Four years ago here, I expressed my position on the question of whether Virginia should legalize marijuana. My main points then were 1) that it was clear that medical marijuana should be allowed, and 2) regarding legalizing recreational marijuana, we should wait to see how legalization was working out in the states that had pioneered in that experiment.

Well, major results of that experiment are in, and it seems clear that the benefits are substantial, and the downside minor. From what we’ve learned, I am prepared to say: yes, Virginia should proceed to legalize marijuana.

For those of us who have lived through a long era when marijuana was treated as some dangerous drug, and the lives of many thousands of people were ruined because their drug of choice was against the law, the idea of marijuana being as legal as alcohol seems bold and radical.

But we’ve now seen Canada legalize marijuana. Canada, which is known for being moderate, sober, and reasonable in charting its political course. So if the sensible Canadians can see that this is the right move, we should think of legalization not as a radical policy, but a sensible one.

Some have expressed concern about marijuana’s use by teenagers, for whom – with their developing brains – some studies suggest the drug may be damaging. But studies show the rate of marijuana usage by teenagers actually drops after legalization. That was the experience in the Netherlands, when it semi-legalized marijuana: teenage marijuana consumption was lower there than in the surrounding European nations.

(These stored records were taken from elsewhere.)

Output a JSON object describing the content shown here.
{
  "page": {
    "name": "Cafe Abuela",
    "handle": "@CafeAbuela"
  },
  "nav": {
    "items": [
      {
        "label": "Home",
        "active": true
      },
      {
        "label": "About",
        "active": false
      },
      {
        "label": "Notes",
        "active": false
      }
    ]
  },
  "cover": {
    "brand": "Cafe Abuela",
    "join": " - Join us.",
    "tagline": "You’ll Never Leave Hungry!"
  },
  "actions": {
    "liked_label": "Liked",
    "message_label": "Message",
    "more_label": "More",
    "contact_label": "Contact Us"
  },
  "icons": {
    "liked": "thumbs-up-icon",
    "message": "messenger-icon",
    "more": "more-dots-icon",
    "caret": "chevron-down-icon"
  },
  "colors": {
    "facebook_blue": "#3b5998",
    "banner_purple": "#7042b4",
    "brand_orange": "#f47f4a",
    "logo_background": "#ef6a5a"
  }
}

And legalization would put an end to the ruining of lives of those imprisoned, and the draining of taxpayer money to punish a crime that never should have been treated as a crime. We should have learned the lesson of alcohol prohibition, which is that prohibition simply doesn’t work in a society like ours, which isn’t a repressive police state.

The disastrous experience of Prohibition (1919-1933) showed that people are going to find a way to get alcohol (as many have with marijuana) if that’s their drug of choice. Prohibition just ends up strengthening criminal organizations that supply what people want.

When the U.S. recognized its mistake, it legalized alcohol again 85 years ago. And that’s been way better than Prohibition.

And it turns out that between marijuana and alcohol, alcohol is the more dangerous – more disruptive of lives, more addictive, more leading toward violence, more damaging to the body.

So if alcohol is legal, there’s no justification for making the less destructive drug, marijuana, illegal.

The political task is to find the right way of creating a new relationship between American society and marijuana. And for that, we can look to the states (and to Canada) to see what they did right and what they did wrong.

The record of cultures through history shows that people are strongly motivated to transforming their state of consciousness with the mind-altering substances available in their world – whether it be fermented plants making alcohol, or tobacco, or coffee, or marijuana, or other drugs across the world that people have incorporated into their lives. Using what’s at hand to move one’s state of mind in some desired direction seems an almost universal practice in the history of humankind.

And American culture has long illustrated that general truth.

(I read recently of the gargantuan quantities of alcohol Americans quaffed in the 18th and 19th centuries! And in old American movies of the 30s and 40s, we can see how almost universal was the presence of alcohol and nicotine.)

As we turn away from the blunders of Prohibition, the question for us as a society is how to do it right. And one important part of meeting that challenge, I believe, is to find ways of teaching our young people to exercise good control and good judgment in relation to any drugs.

In addition to there being potential pitfalls, there are good uses for some drugs in many lives. In my own life, one ritual I value highly is that on Friday, Saturday and Sunday evenings (plus holidays), I spend the hour before dinner enjoying a glass of white wine. (My moderate and sensible parents taught me to be like them.)

So, if they’re handled right, drugs like marijuana and alcohol have the potential to play a positive role in people’s lives. We should try – as families, as schools, as a society – to help equip our children with the ability to form wise, life-enhancing relationships (whether that involves abstaining or using) with such substances that – whether legal or not – are available in America.

April Moore is running for the Virginia State Senate (state Senate District-26).